Among the entries below, which lines include the string "through"? Show each one.
#####
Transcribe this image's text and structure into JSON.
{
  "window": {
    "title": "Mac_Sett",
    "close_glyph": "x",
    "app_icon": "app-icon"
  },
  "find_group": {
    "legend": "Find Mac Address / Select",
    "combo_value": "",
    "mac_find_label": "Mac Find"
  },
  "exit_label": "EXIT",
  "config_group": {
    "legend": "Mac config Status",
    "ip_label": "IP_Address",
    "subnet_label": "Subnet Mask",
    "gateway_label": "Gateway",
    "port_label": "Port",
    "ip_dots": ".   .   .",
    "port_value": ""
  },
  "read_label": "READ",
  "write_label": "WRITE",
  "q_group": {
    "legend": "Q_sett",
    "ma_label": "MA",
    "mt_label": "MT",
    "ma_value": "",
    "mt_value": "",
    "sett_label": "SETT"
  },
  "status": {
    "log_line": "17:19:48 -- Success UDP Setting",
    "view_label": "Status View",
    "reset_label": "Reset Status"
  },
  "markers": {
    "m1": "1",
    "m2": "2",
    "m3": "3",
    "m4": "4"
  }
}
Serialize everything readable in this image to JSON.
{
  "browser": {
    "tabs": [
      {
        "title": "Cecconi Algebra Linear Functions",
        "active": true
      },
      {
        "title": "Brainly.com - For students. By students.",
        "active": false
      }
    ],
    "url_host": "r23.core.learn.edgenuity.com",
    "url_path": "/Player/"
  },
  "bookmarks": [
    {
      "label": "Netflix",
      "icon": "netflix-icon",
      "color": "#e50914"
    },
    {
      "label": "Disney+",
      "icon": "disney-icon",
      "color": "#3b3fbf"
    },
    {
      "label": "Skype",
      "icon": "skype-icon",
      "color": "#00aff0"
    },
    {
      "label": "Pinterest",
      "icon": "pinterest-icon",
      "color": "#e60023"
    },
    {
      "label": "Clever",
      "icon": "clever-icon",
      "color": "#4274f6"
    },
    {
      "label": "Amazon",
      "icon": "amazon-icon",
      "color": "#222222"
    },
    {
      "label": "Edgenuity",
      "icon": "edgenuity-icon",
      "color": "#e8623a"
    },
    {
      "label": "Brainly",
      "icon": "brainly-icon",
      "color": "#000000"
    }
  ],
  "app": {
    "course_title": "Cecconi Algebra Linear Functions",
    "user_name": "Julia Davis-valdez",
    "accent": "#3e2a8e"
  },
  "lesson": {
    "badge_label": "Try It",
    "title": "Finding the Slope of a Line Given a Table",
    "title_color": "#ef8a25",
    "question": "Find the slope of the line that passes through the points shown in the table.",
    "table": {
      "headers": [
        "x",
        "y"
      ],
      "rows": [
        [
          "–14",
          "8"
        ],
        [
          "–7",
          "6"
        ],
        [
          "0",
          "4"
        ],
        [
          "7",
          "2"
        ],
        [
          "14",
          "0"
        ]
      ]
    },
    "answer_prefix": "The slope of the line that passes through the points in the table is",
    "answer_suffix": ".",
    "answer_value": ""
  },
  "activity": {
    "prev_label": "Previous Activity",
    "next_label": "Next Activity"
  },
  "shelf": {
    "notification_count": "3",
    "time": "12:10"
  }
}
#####
■ TASK SOLUTION
    "question": "Find the slope of the line that passes through the points shown in the table.",
    "answer_prefix": "The slope of the line that passes through the points in the table is",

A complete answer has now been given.